── RECORDS SUPPLIED ──
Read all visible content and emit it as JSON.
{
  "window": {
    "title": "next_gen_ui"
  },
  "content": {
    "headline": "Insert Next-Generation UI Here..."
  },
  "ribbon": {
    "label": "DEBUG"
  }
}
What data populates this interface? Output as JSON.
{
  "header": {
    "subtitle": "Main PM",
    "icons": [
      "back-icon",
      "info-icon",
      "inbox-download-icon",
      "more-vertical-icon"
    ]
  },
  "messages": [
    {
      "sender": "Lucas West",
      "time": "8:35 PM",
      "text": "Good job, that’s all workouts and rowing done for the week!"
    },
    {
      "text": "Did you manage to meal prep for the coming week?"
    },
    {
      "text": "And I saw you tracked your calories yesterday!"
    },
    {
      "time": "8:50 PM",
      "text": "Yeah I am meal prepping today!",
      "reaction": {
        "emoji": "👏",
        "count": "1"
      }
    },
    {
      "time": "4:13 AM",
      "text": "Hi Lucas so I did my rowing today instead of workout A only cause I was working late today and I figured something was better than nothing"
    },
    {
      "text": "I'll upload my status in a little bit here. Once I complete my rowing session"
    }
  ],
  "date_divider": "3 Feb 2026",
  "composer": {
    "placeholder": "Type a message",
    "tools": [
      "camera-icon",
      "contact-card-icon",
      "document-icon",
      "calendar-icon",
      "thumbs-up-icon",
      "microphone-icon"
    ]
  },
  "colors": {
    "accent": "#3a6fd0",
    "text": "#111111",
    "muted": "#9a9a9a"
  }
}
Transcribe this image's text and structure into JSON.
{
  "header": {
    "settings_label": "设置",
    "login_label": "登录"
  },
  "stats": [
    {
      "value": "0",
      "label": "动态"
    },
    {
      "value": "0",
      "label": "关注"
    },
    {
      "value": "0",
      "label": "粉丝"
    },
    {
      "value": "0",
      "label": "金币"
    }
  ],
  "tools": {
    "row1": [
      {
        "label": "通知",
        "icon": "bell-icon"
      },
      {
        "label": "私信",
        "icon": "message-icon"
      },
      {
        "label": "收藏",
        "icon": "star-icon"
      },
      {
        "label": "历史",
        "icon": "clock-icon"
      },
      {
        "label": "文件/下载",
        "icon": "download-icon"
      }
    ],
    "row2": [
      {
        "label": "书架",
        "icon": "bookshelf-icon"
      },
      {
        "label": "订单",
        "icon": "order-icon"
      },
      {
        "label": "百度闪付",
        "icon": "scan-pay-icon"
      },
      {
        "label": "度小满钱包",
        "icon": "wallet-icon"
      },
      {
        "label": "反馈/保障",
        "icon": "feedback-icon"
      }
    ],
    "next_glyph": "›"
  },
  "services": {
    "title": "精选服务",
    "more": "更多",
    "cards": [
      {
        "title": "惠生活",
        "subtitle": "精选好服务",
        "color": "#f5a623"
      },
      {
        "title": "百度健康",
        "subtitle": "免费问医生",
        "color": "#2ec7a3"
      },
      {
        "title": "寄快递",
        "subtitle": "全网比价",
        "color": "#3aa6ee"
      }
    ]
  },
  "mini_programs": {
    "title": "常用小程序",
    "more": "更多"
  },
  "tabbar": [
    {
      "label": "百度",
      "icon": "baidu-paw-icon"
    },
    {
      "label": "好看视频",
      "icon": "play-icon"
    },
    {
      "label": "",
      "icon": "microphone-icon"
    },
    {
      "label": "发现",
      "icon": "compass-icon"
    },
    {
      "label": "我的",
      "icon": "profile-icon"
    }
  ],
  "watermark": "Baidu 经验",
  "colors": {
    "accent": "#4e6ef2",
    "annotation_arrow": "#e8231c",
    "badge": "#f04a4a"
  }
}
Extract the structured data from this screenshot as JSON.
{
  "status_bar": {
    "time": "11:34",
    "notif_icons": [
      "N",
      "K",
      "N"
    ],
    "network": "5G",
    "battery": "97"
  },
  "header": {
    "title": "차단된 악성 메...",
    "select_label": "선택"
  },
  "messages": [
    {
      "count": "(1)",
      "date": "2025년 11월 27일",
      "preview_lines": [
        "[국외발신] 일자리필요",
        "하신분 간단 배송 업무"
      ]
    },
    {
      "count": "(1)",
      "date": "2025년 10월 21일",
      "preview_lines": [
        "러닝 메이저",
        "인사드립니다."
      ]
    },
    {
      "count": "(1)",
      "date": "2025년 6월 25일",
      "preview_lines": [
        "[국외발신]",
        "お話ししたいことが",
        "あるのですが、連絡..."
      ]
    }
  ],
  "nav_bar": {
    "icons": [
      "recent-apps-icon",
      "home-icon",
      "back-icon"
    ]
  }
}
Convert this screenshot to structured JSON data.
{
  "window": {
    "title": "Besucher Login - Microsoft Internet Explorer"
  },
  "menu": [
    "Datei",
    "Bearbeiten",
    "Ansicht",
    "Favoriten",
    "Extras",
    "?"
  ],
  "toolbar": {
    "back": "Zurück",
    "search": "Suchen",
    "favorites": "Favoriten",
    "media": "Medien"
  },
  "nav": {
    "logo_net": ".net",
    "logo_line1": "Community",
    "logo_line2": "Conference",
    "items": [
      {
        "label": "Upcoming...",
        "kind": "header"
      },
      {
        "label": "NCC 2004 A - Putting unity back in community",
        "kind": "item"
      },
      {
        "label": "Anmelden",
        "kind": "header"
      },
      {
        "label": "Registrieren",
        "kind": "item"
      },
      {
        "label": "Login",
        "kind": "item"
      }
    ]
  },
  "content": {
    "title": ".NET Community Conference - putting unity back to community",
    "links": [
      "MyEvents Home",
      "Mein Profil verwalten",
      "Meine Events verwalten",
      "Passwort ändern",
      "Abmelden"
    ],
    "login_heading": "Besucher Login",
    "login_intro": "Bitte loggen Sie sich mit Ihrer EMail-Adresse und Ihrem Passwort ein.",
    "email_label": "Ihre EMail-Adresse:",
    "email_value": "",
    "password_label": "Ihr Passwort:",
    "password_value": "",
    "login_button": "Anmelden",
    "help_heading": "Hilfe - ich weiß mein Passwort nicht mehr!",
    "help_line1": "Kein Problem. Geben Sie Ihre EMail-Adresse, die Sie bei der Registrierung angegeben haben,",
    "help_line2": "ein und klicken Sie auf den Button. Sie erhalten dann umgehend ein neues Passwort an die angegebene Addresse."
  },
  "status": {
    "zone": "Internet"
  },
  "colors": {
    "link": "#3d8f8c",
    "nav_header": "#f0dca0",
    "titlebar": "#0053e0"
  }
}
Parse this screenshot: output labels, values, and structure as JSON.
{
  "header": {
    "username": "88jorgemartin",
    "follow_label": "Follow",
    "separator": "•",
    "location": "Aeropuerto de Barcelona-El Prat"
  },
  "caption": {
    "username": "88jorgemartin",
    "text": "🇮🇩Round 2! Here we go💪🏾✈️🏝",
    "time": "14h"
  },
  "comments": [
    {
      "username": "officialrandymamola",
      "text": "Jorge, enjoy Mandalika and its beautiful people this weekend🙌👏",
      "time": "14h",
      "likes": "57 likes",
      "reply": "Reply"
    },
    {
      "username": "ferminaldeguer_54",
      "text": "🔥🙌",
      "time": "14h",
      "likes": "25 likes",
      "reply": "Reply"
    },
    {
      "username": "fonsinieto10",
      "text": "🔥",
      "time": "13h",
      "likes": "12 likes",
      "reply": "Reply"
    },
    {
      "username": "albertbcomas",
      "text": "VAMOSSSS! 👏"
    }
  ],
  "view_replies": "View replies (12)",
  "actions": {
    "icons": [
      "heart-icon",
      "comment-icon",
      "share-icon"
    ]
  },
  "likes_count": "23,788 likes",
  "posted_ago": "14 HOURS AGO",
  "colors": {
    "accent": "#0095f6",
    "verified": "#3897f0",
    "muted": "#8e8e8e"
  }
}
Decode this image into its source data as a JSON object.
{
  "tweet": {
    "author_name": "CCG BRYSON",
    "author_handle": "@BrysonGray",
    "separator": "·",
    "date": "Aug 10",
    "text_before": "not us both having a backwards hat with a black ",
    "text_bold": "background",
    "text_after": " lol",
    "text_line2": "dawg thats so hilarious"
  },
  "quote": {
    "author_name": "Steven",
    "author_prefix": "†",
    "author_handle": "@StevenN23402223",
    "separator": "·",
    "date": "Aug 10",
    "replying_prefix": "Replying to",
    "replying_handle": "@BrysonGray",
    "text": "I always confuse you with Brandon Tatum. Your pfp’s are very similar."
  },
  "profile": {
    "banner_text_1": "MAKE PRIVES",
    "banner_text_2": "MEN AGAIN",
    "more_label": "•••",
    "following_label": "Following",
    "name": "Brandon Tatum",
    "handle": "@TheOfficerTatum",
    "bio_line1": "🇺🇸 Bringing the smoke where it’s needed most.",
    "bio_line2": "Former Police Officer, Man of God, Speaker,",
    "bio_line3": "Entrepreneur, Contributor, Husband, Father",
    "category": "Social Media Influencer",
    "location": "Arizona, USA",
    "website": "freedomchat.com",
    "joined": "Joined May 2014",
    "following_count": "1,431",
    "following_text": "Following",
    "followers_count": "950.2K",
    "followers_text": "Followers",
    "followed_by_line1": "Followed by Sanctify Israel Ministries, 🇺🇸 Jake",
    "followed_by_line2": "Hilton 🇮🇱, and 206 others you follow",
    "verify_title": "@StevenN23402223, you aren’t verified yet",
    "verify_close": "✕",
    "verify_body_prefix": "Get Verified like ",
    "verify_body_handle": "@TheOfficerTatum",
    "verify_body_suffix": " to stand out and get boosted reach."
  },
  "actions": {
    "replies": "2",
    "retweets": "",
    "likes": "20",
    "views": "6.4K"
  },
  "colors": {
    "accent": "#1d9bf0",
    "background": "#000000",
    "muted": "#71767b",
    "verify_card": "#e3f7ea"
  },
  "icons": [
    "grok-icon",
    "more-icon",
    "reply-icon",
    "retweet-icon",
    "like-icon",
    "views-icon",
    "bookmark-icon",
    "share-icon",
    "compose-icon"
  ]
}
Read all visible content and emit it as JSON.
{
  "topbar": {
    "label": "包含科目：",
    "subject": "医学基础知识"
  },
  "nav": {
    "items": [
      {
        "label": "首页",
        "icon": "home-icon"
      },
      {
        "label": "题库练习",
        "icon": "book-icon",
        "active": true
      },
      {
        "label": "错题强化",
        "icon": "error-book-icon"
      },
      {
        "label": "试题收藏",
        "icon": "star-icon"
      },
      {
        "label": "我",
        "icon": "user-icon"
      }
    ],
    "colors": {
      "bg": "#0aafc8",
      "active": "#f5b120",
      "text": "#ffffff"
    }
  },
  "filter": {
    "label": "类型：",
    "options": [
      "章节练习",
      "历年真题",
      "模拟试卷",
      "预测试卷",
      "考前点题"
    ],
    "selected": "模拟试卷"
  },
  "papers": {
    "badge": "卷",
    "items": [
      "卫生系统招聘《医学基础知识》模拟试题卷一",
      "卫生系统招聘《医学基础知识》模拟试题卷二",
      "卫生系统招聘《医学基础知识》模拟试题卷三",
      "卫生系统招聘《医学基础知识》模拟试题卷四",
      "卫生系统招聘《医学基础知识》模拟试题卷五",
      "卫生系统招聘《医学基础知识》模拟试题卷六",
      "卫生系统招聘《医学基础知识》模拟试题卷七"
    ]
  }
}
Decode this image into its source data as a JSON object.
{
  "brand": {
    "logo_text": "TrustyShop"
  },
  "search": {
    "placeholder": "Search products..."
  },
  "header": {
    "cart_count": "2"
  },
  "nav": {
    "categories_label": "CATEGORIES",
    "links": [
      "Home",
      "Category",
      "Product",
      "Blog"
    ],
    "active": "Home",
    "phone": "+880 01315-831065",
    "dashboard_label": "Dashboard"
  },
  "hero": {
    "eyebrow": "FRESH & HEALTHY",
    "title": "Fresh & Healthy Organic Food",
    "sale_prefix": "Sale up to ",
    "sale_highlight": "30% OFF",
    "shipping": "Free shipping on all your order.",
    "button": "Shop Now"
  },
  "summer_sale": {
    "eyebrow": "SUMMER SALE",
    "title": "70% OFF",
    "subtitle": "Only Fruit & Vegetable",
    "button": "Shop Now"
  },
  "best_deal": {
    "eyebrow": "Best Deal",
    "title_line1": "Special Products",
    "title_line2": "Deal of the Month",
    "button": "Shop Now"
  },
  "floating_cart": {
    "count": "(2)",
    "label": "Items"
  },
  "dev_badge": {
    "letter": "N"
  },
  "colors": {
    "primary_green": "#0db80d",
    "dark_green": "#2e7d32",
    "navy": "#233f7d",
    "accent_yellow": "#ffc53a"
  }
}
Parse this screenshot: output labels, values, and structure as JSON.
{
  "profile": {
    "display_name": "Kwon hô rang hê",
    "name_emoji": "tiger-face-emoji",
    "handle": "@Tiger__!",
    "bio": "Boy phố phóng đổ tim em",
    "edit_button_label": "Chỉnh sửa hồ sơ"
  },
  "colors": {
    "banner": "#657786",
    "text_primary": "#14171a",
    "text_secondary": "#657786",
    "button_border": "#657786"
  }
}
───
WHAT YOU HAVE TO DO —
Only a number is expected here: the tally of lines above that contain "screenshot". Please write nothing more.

EXERCISE RESULT —
4